I met Jay once. In the Men's Room at the old building on 340 Main Street. We shook wet hands at the sink and I told him how happy I was to have joined the company just a week ago. (Note: I have a Groucho Marx attitude towards organizations or clubs, but Chiat/Day is the notable exception.)

My second encounter was a little more ominous.

The agency had just installed an e-mail system, Quickmail. And naturally we were all in awe of this incredible technology. Not only could we send instant electronic messages to each other, the messages could also include pictures!

My friend in the NY office immediately sent me a picture of an incredibly endowed woman in a bikini. And being a natural born wiseass I replied, "Check out those fun bags." Or something to that politically incorrect effect. Only, I managed to hit the wrong button and replied all, forwarding my juvenile response to every employee in the organization.

Seconds later, I received a Quickmail from Sharon, Jay's assistant, "Jay wants to see you. Call me."

I called.
I apologized.
I begged.
And I received that rarest of Chiat/Day commodities, a second chance.

Had it gone the other way, the entire vector of my career could have veered off course and right now I could be involved in some pyramid marketing scheme for Peruvian vitamins or mobile pet grooming franchises.

At the party, I had a chance to reconnect with old colleagues...er colleagues...none of us like to be called old. I also got the opportunity to meet and shake hands with the luminaries of our business. The original creatives that made Chiat, Chiat.

Not only was that an honor but it was also a pleasure, considering so many of them told me how much they enjoyed my work. To the point where Gerry Graf said, "that ABC campaign made me mad. Mad because I wish I had done it."

Keep your money and your fame and your fancy vacation homes on perfectly groomed Aruba golf courses, if there's one thing writers want, it's to make other writers jealous.

When I came to California, I knew I was going to be a writer. I thought it would television or movies. And I did a little of that. But I fell into advertising. And I fell under the spell of Lee Clow. I had seen him speak at some seminar and knew I wanted to work for him at Chiat/Day.

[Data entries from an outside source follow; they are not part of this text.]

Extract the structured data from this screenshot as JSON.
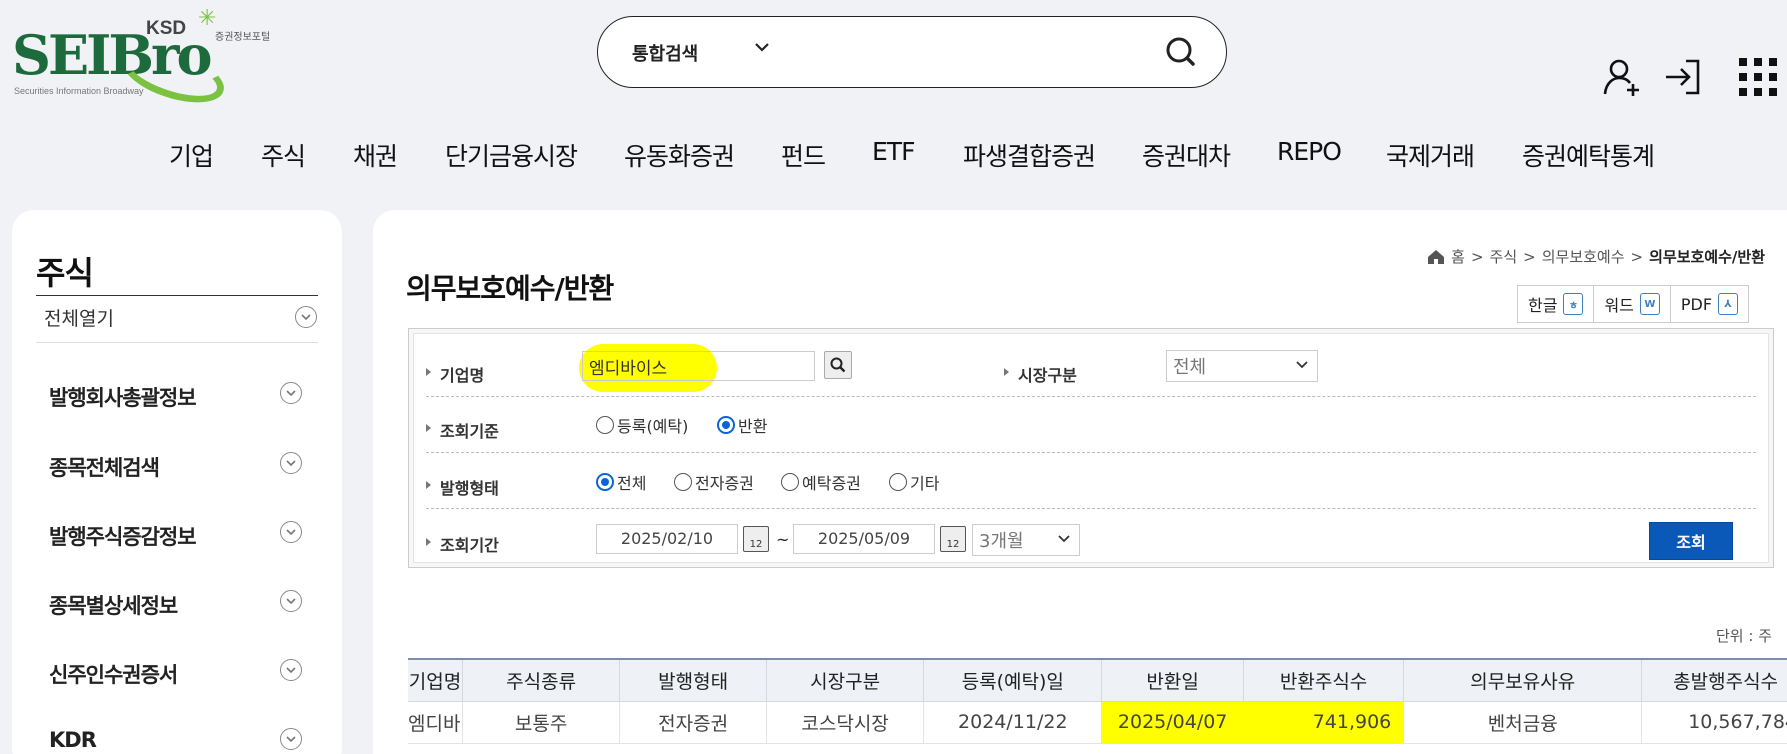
{
  "header": {
    "logo": {
      "brand": "SEIBro",
      "ksd": "KSD",
      "portal": "증권정보포털",
      "tagline": "Securities Information Broadway"
    },
    "search": {
      "type": "통합검색",
      "placeholder": "",
      "value": ""
    },
    "icons": [
      "user-add-icon",
      "login-icon",
      "grid-menu-icon"
    ]
  },
  "gnb": {
    "items": [
      "기업",
      "주식",
      "채권",
      "단기금융시장",
      "유동화증권",
      "펀드",
      "ETF",
      "파생결합증권",
      "증권대차",
      "REPO",
      "국제거래",
      "증권예탁통계"
    ]
  },
  "sidebar": {
    "title": "주식",
    "expand_all": "전체열기",
    "items": [
      "발행회사총괄정보",
      "종목전체검색",
      "발행주식증감정보",
      "종목별상세정보",
      "신주인수권증서",
      "KDR"
    ]
  },
  "breadcrumb": {
    "home": "홈",
    "level1": "주식",
    "level2": "의무보호예수",
    "current": "의무보호예수/반환"
  },
  "page": {
    "title": "의무보호예수/반환",
    "downloads": [
      {
        "label": "한글",
        "icon": "hwp-file-icon"
      },
      {
        "label": "워드",
        "icon": "word-file-icon"
      },
      {
        "label": "PDF",
        "icon": "pdf-file-icon"
      }
    ]
  },
  "form": {
    "company_label": "기업명",
    "company_value": "엠디바이스",
    "market_label": "시장구분",
    "market_value": "전체",
    "basis_label": "조회기준",
    "basis_options": [
      "등록(예탁)",
      "반환"
    ],
    "basis_selected": "반환",
    "issue_label": "발행형태",
    "issue_options": [
      "전체",
      "전자증권",
      "예탁증권",
      "기타"
    ],
    "issue_selected": "전체",
    "period_label": "조회기간",
    "date_from": "2025/02/10",
    "date_sep": "~",
    "date_to": "2025/05/09",
    "period_select": "3개월",
    "submit": "조회"
  },
  "unit_text": "단위 : 주",
  "table": {
    "headers": [
      "기업명",
      "주식종류",
      "발행형태",
      "시장구분",
      "등록(예탁)일",
      "반환일",
      "반환주식수",
      "의무보유사유",
      "총발행주식수"
    ],
    "rows": [
      [
        "엠디바이스",
        "보통주",
        "전자증권",
        "코스닥시장",
        "2024/11/22",
        "2025/04/07",
        "741,906",
        "벤처금융",
        "10,567,784"
      ]
    ]
  },
  "colors": {
    "accent": "#0a58b8",
    "highlight": "#ffff00",
    "logo_green": "#1d6b3c",
    "logo_lime": "#7cc242"
  }
}
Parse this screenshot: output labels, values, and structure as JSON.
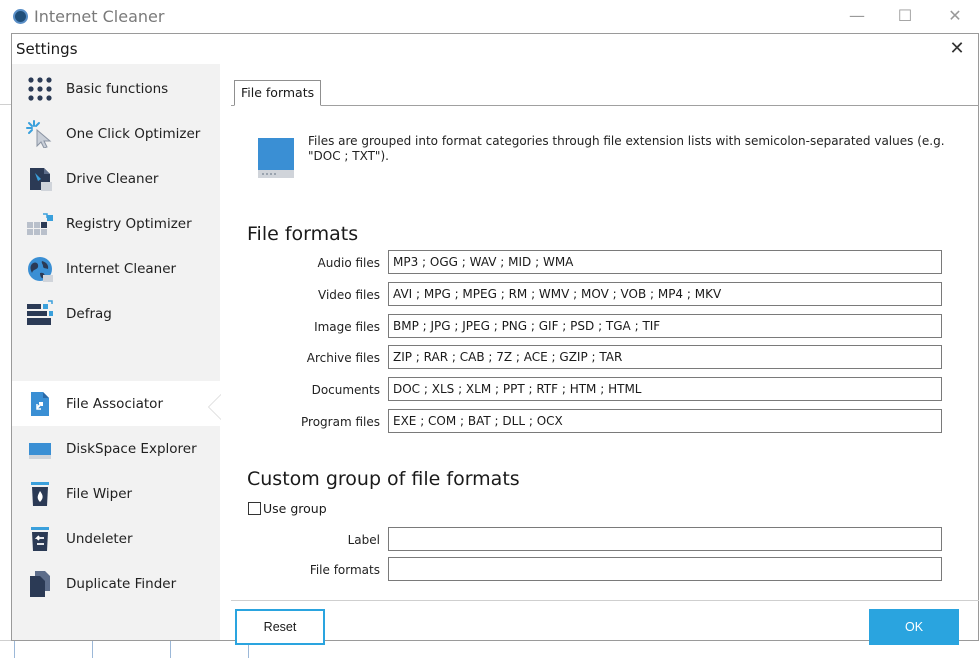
{
  "outer_window": {
    "title": "Internet Cleaner",
    "minimize": "—",
    "maximize": "☐",
    "close": "✕"
  },
  "dialog": {
    "title": "Settings",
    "close": "✕"
  },
  "sidebar": {
    "items": [
      {
        "label": "Basic functions",
        "icon": "grid-dots-icon"
      },
      {
        "label": "One Click Optimizer",
        "icon": "cursor-sparkle-icon"
      },
      {
        "label": "Drive Cleaner",
        "icon": "drive-cleaner-icon"
      },
      {
        "label": "Registry Optimizer",
        "icon": "registry-blocks-icon"
      },
      {
        "label": "Internet Cleaner",
        "icon": "globe-icon"
      },
      {
        "label": "Defrag",
        "icon": "defrag-blocks-icon"
      },
      {
        "label": "File Associator",
        "icon": "file-associator-icon"
      },
      {
        "label": "DiskSpace Explorer",
        "icon": "disk-icon"
      },
      {
        "label": "File Wiper",
        "icon": "trash-flame-icon"
      },
      {
        "label": "Undeleter",
        "icon": "trash-restore-icon"
      },
      {
        "label": "Duplicate Finder",
        "icon": "duplicate-files-icon"
      }
    ],
    "active_index": 6
  },
  "tab": {
    "label": "File formats"
  },
  "info": {
    "text": "Files are grouped into format categories through file extension lists with semicolon-separated values (e.g. \"DOC ; TXT\")."
  },
  "file_formats": {
    "heading": "File formats",
    "rows": [
      {
        "label": "Audio files",
        "value": "MP3 ; OGG ; WAV ; MID ; WMA"
      },
      {
        "label": "Video files",
        "value": "AVI ; MPG ; MPEG ; RM ; WMV ; MOV ; VOB ; MP4 ; MKV"
      },
      {
        "label": "Image files",
        "value": "BMP ; JPG ; JPEG ; PNG ; GIF ; PSD ; TGA ; TIF"
      },
      {
        "label": "Archive files",
        "value": "ZIP ; RAR ; CAB ; 7Z ; ACE ; GZIP ; TAR"
      },
      {
        "label": "Documents",
        "value": "DOC ; XLS ; XLM ; PPT ; RTF ; HTM ; HTML"
      },
      {
        "label": "Program files",
        "value": "EXE ; COM ; BAT ; DLL ; OCX"
      }
    ]
  },
  "custom_group": {
    "heading": "Custom group of file formats",
    "use_group_label": "Use group",
    "use_group_checked": false,
    "label_field": {
      "label": "Label",
      "value": ""
    },
    "formats_field": {
      "label": "File formats",
      "value": ""
    }
  },
  "footer": {
    "reset_label": "Reset",
    "ok_label": "OK"
  },
  "colors": {
    "accent": "#2aa4df",
    "sidebar_bg": "#f2f2f2"
  }
}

It only took me 10 years to make that happen.

So when it did, I vowed to make the most of it. I bought into the creedo. I made it my mission (minus the whole late nights and weekend crap, I'm going home to watch Jeopardy.) And I made it my goal to do the kind of work Lee loved.

There were hits and quite a few misses. But not long ago I got a call from Lee's assistant Kristen. She said he wanted me to come in and work on a pet project for him. He specifically asked for me.

Kristen added, "Lee said get Rich on this. He always makes me laugh."

I'll take that.

Although it would've been so much funnier if he had called me Brian.


Cameron Day (Cam#1 of Two-headed Cam) said...

You in an ill-fitting suit. So sorry I missed it. Good read, per usual. And just for the record, the ABC outdoor is right up there with The Economist in my books for best writing ever. I remember how jealous I was when Heppinstall wrote the Derweinerschniztel outdoor board, "Vegetarians Can Eat The Bun". When Belefant wrote the, "You're passing what no one in Baja could." ooh for Nissan. When Stenton wrote, "In Germany, there are No Getaway Cars. for Porsche. I feel the same way about damn near everything you write, but hospital room all-type for ABC, that one killed me. So, so smart. I didn't speak to you for years after that one. Thanks for doing what you do.

Rich Siegel said...

Thanks for the kind words. At the risk of popping your balloon, the hospital line came from Raymond Hwang or Michael Collado. But I wrote many of the others. And approved the ones that made it out the door. In any case, very kind of you. thanks.